· Anxiety Disorders Association of America
· Mental Health, Addiction and Retardation Organizations of America
· National Institute of Mental Health
· National Health Information Center
· psychweb.com (DSM-IV)
· World Federation for Mental Health
· World Health Organization (WHO)
· American Academy of Child & Adolescent Psychiatry

National organizations:
· Alzheimer Society
· Canadian Coalition for Seniors Mental Health (CCSMH)
· Canadian Mental Health Association
· Canadian Psychiatric Association
· Canadian Psychological Association
· Mood Disorders Society of Canada
· Schizophrenia Society of Canada

Provincial organizations:
· Canadian Mental Health Association (Ontario)
· Distress Centres of Ontario
· Mental Health Information Resources
· Older Person's Mental Health and Addictions Network (OPMHAN)
· Psychiatric Patient Advocate Office

Local organizations:
· Canadian Mental Health Association (Toronto)
· Centre for Addiction and Mental Health (CAMH)
· Centre for Addiction and Mental Health (CAMH) - Mental Health Programs

Federal Government:
Public Health Agency of Canada:
· The Human Face of Mental Health and Mental Illness in Canada 2006
· Mental Health Promotion Publications
· Mental Illness and Violence: Proof or Stereotype
· Mental Health Problems and Disorders
· A Report on Mental Illness in Canada

Science and Technology for Canadians:
· Mental Health Links

Veterans Affairs Canada:
· Mental Health

· Statistics Canada

Government of Ontario:
· Mental Health Court - Toronto
· Ministry of Health and Long-Term Care
· Ontario Review Board
· Consent and Capacity Board
· Mental Health Act (R.S.O. 1990)
· Human Services and Justice Coordinating Committee

Mental Health Issues

The Police recognize that all mental health crises cannot be averted. The earlier the intervention, the less intrusive it is for the individual in crisis.

The basics

  • Remain calm
  • Listen to the person in crisis - What they say may hold the information you need to resolve the crisis
  • Listening assures the person that you are trying to help them
  • Remember your safety - If you are the focus of the person's anxiety, let someone else take the lead
  • Reduce distractions - Give the person space, turn off the TV or radio and limit the number of people assisting

The Mental Health Act

It is always better to get cooperation from the person who needs help. Unfortunately, this is not always possible.

If the person:
  • Has threatened or is attempting to cause bodily harm to him/herself
  • Has behaved or is behaving violently towards others or is causing others to fear bodily harm from him/her
  • Has shown or is showing a lack of competence to care for him/herself


There are several options:

The doctor:
Have a doctor who has seen the person in crisis within the last 7 days issue a Form 1 - This form requires the person to be assessed at a psychiatric hospital

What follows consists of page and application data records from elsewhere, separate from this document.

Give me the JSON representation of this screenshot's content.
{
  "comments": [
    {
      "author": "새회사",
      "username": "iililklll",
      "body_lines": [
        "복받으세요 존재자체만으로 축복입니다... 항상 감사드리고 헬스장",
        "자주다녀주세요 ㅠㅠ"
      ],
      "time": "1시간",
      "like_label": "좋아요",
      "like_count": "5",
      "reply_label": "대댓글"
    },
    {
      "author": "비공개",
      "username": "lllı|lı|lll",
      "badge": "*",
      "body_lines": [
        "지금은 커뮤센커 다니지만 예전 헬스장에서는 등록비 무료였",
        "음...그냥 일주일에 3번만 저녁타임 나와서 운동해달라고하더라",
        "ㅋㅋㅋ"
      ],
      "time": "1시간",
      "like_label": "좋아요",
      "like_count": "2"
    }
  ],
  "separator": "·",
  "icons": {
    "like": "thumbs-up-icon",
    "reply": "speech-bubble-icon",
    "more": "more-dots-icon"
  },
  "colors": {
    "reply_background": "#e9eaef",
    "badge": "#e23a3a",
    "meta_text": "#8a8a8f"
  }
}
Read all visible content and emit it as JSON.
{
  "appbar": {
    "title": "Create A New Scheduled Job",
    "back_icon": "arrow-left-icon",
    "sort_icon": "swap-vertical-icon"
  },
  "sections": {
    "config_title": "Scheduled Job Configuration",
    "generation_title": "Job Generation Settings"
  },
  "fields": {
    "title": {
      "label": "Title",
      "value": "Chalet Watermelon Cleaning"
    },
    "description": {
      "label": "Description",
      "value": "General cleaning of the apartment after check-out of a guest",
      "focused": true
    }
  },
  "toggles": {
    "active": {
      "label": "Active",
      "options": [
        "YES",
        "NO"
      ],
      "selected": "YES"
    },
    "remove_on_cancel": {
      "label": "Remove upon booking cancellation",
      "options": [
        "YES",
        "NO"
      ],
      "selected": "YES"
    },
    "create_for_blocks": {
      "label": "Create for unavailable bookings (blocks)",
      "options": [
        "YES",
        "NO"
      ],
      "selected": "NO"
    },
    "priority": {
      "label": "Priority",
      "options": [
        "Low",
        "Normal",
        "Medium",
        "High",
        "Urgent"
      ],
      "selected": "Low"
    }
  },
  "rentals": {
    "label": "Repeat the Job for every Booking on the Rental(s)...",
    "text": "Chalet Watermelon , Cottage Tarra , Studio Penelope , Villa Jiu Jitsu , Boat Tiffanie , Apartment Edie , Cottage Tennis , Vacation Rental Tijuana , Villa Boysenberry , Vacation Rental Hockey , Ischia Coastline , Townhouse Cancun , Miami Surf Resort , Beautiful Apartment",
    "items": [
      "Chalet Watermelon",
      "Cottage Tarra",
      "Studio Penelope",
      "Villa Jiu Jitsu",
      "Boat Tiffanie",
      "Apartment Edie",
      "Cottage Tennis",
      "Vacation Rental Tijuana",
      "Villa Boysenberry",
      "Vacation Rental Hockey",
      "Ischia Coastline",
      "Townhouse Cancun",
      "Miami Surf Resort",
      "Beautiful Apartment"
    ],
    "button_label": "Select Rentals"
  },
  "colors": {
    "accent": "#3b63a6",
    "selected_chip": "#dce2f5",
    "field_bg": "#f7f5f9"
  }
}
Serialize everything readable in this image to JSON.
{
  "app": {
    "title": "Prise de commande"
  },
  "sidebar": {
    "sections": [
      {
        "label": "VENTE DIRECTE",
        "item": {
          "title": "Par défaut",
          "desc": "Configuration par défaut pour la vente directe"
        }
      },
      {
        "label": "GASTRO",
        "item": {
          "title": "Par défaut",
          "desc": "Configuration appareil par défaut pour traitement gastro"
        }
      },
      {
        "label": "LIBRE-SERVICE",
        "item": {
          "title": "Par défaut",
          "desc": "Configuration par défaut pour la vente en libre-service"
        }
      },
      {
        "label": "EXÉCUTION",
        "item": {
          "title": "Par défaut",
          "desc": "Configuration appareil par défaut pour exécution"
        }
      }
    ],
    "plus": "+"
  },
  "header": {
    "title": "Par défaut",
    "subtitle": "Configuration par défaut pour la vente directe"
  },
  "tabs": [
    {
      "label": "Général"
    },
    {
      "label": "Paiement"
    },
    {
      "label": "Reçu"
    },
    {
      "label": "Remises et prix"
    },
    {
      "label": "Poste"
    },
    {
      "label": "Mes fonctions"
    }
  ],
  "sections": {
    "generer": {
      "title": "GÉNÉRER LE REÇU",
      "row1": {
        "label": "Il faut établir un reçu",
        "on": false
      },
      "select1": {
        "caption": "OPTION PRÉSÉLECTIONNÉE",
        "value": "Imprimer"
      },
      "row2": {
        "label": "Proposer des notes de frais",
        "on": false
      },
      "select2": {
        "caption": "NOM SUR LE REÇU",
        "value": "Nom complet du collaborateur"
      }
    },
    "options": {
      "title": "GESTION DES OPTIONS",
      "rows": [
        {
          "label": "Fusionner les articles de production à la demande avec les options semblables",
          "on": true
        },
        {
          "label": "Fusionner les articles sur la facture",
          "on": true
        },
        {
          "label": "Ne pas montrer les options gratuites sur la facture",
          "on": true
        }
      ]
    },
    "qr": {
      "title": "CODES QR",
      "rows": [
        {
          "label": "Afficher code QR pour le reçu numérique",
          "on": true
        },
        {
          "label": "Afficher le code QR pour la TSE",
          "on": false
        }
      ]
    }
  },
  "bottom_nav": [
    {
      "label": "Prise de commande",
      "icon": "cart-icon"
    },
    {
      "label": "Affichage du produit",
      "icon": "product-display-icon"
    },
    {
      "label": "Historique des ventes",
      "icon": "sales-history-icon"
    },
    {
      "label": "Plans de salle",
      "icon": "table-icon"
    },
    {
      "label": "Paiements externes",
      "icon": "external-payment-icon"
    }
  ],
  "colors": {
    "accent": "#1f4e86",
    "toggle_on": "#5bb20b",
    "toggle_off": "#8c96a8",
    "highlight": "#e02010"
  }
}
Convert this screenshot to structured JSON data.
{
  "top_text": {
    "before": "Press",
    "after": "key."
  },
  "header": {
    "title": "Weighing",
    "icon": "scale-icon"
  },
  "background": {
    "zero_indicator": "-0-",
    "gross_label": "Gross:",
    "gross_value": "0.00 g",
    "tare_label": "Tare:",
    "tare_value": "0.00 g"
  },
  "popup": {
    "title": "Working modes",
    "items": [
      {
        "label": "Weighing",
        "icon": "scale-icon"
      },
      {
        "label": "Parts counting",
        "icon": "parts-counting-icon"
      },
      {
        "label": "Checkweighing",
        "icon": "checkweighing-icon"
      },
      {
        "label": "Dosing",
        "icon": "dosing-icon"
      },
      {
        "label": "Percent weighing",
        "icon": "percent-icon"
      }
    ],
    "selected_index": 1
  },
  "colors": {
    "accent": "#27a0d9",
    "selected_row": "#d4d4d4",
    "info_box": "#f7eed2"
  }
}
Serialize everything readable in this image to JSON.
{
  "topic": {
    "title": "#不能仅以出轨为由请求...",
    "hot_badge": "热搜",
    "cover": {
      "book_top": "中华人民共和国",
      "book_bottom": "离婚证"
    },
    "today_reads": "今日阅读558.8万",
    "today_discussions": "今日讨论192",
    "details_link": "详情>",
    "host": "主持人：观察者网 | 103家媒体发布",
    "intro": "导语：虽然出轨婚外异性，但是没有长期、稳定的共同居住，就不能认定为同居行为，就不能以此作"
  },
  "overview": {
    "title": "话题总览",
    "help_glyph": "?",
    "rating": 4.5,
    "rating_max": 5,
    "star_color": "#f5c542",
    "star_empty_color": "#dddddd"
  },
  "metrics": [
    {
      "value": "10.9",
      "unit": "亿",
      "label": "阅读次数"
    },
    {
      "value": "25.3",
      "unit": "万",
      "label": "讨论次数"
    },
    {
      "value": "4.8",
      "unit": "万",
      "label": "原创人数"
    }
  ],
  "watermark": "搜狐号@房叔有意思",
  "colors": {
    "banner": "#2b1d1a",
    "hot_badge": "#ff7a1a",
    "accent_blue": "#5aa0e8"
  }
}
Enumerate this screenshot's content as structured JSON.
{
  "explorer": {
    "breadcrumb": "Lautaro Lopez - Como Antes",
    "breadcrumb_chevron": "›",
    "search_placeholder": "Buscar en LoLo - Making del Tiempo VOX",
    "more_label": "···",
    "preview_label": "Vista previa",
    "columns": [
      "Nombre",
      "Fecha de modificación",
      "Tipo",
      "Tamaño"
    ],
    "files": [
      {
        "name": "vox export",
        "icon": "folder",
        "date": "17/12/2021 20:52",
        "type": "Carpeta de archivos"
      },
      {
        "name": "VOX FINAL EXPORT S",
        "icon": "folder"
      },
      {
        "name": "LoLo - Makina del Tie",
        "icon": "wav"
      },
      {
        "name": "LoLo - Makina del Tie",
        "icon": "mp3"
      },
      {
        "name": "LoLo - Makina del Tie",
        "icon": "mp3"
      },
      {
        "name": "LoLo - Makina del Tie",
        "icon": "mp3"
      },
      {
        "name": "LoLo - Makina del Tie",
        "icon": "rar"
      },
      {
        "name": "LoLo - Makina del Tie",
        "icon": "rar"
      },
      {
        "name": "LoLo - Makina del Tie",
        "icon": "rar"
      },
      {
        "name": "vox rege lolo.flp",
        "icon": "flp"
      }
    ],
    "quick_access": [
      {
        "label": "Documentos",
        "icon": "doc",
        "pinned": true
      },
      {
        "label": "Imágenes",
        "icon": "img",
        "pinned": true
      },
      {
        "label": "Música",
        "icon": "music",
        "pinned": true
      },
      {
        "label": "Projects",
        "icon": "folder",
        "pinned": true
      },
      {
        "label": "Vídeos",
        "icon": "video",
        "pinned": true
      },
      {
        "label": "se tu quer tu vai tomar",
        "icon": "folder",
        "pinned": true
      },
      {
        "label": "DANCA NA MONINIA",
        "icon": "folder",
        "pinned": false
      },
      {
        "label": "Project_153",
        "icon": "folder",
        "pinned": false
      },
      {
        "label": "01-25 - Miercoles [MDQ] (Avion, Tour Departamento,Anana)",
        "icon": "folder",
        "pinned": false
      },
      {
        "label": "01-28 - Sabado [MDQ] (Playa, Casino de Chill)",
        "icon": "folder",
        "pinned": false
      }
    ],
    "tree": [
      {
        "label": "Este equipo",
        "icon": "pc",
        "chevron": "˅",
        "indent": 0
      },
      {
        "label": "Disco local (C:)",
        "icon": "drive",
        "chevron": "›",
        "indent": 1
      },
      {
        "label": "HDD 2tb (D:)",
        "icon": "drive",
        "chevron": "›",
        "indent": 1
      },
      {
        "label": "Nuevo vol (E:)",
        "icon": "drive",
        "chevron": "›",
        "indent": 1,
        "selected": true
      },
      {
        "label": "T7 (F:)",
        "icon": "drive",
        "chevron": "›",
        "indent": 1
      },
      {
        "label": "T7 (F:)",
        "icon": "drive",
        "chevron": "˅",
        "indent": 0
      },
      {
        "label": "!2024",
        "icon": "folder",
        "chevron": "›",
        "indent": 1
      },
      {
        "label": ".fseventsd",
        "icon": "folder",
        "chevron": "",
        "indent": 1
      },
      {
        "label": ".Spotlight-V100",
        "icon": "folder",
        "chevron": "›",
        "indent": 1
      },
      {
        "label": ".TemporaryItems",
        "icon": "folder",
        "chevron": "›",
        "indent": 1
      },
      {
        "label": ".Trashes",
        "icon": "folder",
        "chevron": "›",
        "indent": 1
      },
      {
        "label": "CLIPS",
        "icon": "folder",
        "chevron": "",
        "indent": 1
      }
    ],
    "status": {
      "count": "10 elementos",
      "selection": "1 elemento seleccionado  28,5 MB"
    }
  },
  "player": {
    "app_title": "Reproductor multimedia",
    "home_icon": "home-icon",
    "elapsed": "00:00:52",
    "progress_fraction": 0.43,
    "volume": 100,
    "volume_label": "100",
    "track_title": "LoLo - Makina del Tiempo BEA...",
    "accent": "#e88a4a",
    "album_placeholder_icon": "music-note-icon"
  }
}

Have a doctor see the person in crisis either at the doctor's office or in the community and have the doctor issue a "Form 1"

The justice of the peace
See a JP and describe what behaviours the person is demonstrating that make you think they are at risk and in need of assessment - The JP may issue a Form2 which requires the person to go to a hospital for examination

The police
If the person is currently acting out in a violent or threatening way - CALL 911 - If the Police can actually observe this behaviour, the person can be apprehended under the Mental Health Act and taken to the nearest hospital for examination

Both the Form1 and Form2 are valid for 7 days. Both forms are orders for the person to be examined or assessed but may not result in hospitalization.

For referral phone numbers and Mental Health Services please contact the Community Relations Officer at your local Police Division.